[App and web page records]
——————————

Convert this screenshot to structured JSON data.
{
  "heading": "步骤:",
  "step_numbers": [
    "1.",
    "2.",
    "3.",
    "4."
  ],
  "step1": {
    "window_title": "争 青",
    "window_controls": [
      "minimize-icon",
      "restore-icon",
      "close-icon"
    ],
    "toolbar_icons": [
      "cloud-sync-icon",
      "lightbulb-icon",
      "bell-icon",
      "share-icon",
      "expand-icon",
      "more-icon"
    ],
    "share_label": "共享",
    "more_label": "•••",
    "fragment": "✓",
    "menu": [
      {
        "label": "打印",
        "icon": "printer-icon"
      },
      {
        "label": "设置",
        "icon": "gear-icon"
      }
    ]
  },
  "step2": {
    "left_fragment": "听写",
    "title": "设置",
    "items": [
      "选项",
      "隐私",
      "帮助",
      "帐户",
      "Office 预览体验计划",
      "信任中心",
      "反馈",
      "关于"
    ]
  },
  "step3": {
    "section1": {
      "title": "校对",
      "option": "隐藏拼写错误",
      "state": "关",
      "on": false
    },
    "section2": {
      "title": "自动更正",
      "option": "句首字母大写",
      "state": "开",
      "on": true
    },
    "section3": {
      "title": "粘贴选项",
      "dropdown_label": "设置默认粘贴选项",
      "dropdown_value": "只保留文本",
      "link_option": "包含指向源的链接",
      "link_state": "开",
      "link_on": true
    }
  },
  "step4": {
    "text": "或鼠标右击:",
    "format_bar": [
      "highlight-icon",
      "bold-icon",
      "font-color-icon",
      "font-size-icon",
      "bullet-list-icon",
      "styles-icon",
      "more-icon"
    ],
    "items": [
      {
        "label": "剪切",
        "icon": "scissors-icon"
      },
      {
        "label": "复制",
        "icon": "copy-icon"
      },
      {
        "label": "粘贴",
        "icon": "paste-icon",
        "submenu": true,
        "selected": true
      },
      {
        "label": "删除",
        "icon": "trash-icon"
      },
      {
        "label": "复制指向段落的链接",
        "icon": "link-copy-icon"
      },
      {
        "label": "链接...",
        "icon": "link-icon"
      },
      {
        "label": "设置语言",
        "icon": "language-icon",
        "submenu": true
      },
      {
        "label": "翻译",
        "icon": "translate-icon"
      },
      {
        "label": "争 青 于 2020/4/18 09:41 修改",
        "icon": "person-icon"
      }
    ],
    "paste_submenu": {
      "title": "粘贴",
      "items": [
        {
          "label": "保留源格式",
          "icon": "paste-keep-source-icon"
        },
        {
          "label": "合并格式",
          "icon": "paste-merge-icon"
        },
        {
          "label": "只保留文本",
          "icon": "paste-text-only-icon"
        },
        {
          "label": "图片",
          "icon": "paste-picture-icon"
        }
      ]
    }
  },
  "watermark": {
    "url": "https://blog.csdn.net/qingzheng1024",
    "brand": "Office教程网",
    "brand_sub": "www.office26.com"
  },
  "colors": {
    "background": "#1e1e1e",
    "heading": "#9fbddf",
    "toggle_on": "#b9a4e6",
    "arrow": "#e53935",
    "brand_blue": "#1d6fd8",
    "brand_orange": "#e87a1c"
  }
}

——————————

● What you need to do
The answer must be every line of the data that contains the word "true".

● Result
      "on": true
      "link_on": true
        "submenu": true,
        "selected": true
        "submenu": true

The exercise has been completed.